* What you should do *
The answer must be an exact copy of the entries that follow, with all images removed.
┌──
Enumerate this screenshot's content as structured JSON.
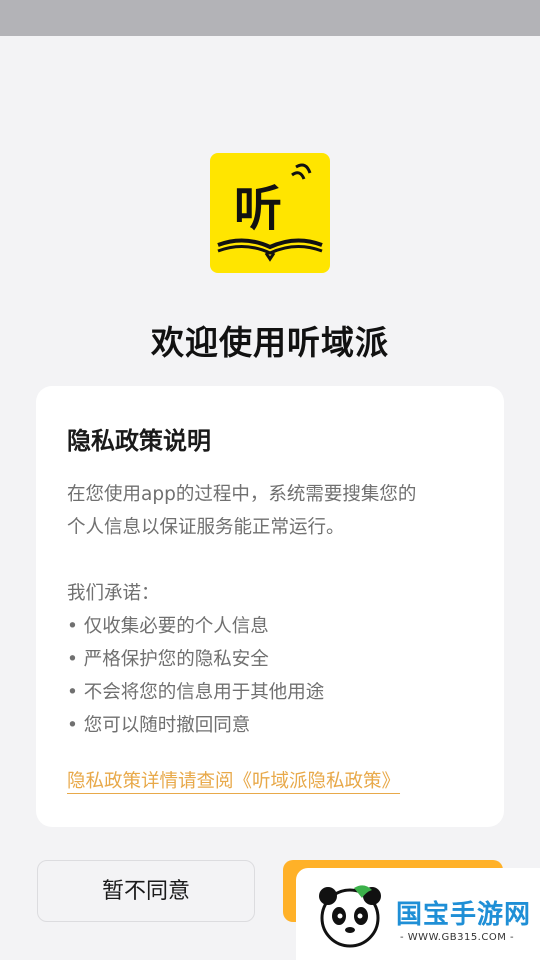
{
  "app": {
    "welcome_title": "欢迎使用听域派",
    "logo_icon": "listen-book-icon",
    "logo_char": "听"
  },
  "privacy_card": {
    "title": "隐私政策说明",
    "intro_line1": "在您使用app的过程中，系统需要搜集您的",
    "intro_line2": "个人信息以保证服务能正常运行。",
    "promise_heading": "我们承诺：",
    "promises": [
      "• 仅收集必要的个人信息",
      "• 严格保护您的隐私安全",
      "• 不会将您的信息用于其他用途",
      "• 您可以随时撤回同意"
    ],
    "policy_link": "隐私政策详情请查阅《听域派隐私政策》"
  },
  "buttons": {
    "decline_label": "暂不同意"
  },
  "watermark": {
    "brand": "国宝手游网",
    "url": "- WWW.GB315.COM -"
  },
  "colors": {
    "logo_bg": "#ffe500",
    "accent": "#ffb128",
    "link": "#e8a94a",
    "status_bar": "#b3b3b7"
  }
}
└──
* Completed task *
Enumerate this screenshot's content as structured JSON.
{
  "app": {
    "welcome_title": "欢迎使用听域派",
    "logo_icon": "listen-book-icon",
    "logo_char": "听"
  },
  "privacy_card": {
    "title": "隐私政策说明",
    "intro_line1": "在您使用app的过程中，系统需要搜集您的",
    "intro_line2": "个人信息以保证服务能正常运行。",
    "promise_heading": "我们承诺：",
    "promises": [
      "• 仅收集必要的个人信息",
      "• 严格保护您的隐私安全",
      "• 不会将您的信息用于其他用途",
      "• 您可以随时撤回同意"
    ],
    "policy_link": "隐私政策详情请查阅《听域派隐私政策》"
  },
  "buttons": {
    "decline_label": "暂不同意"
  },
  "watermark": {
    "brand": "国宝手游网",
    "url": "- WWW.GB315.COM -"
  },
  "colors": {
    "logo_bg": "#ffe500",
    "accent": "#ffb128",
    "link": "#e8a94a",
    "status_bar": "#b3b3b7"
  }
}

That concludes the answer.